If you are a cat lover, you know that companionship goes hand in hand with hairy furniture and the odd stray that makes it into your morning coffee or slice of pie. Surprisingly, these tiny hairs can also make their way into human skin like little splinters.
You may have heard of something called a hair splinter. It may have been discussed while you were getting your hair cut or your dog groomed, but they do exist. A hair splinter occurs when hair hits the skin at the right angle and pierces the top layer. They are most common with dog groomers and hair stylists, and while it sounds almost impossible and minor, they can be extremely painful and prone to infection.
Can A Cat Hair Pierce Human Skin?
While the occurrence is rare, cat hair can indeed pierce human skin, especially if it is coarse, thick, short, and freshly cut. Freshly cut hair is very sharp, and when it makes its way to the floor after being cut, it can hit the skin at the perfect angle and pierce it.
Although they can occur anywhere, hair splinters usually affect your fingers and feet. They can develop when handling cat hair often, so groomers are experienced with the phenomenon. Your cat’s coat will also greatly influence the likelihood of getting a hair splinter. There is almost zero chance if you have a hairless breed, but cats have different coats, and some may have coarser or shorter hair than others.
The Coat of a Cat
A cat’s coat includes three distinct types of hair: down hair, awn hair, and guard hair.
Down hair is the soft and silky hair that makes up the undercoat that provides insulation and keeps the cat warm.
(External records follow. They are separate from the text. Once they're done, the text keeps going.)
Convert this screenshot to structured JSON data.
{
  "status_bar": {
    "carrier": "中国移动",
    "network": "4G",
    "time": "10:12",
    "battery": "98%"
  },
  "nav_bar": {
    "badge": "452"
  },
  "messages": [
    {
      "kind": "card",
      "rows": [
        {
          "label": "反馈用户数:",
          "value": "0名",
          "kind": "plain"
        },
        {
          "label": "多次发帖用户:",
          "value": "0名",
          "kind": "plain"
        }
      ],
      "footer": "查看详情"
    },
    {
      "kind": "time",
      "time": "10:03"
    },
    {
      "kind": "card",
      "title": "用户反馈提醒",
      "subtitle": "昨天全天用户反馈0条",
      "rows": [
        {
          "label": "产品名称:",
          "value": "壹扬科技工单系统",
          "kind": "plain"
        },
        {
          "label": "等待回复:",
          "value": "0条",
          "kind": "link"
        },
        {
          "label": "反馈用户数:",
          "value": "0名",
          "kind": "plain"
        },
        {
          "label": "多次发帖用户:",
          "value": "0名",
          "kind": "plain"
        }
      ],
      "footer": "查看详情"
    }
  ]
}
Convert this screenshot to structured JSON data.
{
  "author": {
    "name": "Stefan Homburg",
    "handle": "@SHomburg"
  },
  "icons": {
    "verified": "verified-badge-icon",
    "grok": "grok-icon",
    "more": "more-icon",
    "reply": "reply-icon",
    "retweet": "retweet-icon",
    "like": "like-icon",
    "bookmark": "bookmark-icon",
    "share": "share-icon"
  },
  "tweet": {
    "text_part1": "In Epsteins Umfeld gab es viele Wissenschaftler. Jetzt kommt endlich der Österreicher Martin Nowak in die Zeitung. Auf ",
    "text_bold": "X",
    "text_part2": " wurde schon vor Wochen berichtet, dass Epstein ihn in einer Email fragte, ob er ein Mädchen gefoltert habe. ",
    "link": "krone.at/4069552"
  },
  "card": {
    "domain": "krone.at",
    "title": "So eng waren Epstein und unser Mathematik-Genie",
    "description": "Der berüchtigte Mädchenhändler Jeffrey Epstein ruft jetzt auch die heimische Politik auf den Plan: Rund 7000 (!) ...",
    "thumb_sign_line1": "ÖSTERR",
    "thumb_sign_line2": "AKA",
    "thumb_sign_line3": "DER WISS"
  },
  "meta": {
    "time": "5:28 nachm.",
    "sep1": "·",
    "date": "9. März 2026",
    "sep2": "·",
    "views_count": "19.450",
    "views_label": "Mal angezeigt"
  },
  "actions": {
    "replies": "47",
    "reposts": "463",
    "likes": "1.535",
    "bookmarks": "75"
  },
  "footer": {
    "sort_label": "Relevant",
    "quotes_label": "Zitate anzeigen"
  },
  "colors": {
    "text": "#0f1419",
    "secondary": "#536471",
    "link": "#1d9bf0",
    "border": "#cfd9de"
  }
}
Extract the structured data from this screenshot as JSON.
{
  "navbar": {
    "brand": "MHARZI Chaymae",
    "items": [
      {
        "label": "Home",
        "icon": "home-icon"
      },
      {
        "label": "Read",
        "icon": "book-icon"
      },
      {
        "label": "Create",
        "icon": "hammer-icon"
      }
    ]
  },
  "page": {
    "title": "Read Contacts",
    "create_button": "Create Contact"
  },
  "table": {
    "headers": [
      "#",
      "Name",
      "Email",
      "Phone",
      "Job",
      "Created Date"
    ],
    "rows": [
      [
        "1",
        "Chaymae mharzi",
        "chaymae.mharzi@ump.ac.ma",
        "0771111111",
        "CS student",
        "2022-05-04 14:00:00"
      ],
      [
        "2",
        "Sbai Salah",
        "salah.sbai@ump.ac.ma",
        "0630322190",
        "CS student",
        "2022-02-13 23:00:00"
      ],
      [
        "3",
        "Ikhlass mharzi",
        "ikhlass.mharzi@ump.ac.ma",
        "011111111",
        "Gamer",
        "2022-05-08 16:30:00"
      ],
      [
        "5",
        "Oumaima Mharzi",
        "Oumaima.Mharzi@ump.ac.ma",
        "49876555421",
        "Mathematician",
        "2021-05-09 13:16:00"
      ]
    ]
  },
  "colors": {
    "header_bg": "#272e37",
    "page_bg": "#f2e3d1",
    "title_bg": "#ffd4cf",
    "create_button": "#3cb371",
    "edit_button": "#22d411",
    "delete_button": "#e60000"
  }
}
However, some cats don’t have this layer.
The awn hairs are coarser and longer than the down hairs and act as a protector for the down hair and insulation. The longer, stiffer hairs that protrude past the awn hairs are known as guard hairs. These hairs keep the cat dry and are what determine the base color of a cat.
All cats have fur, but the texture and length vary between breeds. Some breeds, like the American Wirehair and American Shorthair, have coarse coats. The American Wirehair has a particularly dense coat of hair that is wire-like. It is stiff and can feel similar to Velcro. Owning or grooming a cat with this coat will increase your chances of a hair splinter.
How Do You Remove a Hair Splinter?
If you are one of the rare few to find a cat hair splinter in your skin, you may feel alarmed and uncertain, and perhaps you may feel a little pain.
Are Hair Splinters Dangerous?
Hair splinters are usually minor injuries and can easily be removed. However, they can become infected and turn into something more serious.
Cutaneous pili migrans is a rare condition that can happen when the hair splinter causes a creeping eruption. The hair moves through the skin, causing a dark line often confused with a parasitic skin infection. In this case, your doctor must make a small incision to remove the hair.
You can typically take care of a hair splinter on your own at home, but you will need to see your doctor if you are worried or if you experience any of these symptoms:
- Inflamed or swollen skin
- The affected area feels warm
- Pus or other type of discharge
- If it is near your eye
Keeping Your Cat’s Coat Healthy Can Help Reduce Splinters
If your cat has a healthy coat that is well groomed, you might be less likely to experience a hair splinter. However, this can’t be avoided 100%. A well-balanced and complete diet is essential for your cat’s overall skin, coat, and general health.
For the health of the skin and coat, there are two essential fatty acids that your cat’s diet must include: linoleic acid and arachidonic acid. Linoleic acid preserves the health of the skin and coat, and cats with insufficient linoleic acid may have poor skin and haircoat, abnormal growth, and weakened immune systems. The two acids are omega-6 fatty acids, which are found in animal tissues like chicken fat and are present in most conventional cat diets.
Keep an eye on your cat’s weight. Weight gain makes it difficult for cats to groom themselves, which can cause skin issues and therefore affect their coat.
If you choose to bathe your cat, use a pet-friendly shampoo that won’t dry out or irritate their skin. Skin problems can also be caused by fleas and over-grooming, leading to further irritation. Regular flea – and other external parasite – prevention can help your cat’s skin and coat significantly. Because fish oil supplements have anti-inflammatory properties, they can be helpful for itchy or irritated skin. There are other excellent fatty acid sources, such as corn or canola oil. The best course of action is to always talk to your veterinarian first.
While it is a rare phenomenon, cat hair can pierce human skin. If that happens, it is usually referred to as a hair splinter and is more common with human hair or dog hair since cat hair is typically finer. You are more likely to experience a cat hair splinter if your cat’s coat is short and coarse and if you are around cat hair often. They are usually minor issues that can be removed at home, but in some cases, they can become infected and require a doctor’s assistance.
Featured Image Credit: Petra, Pixabay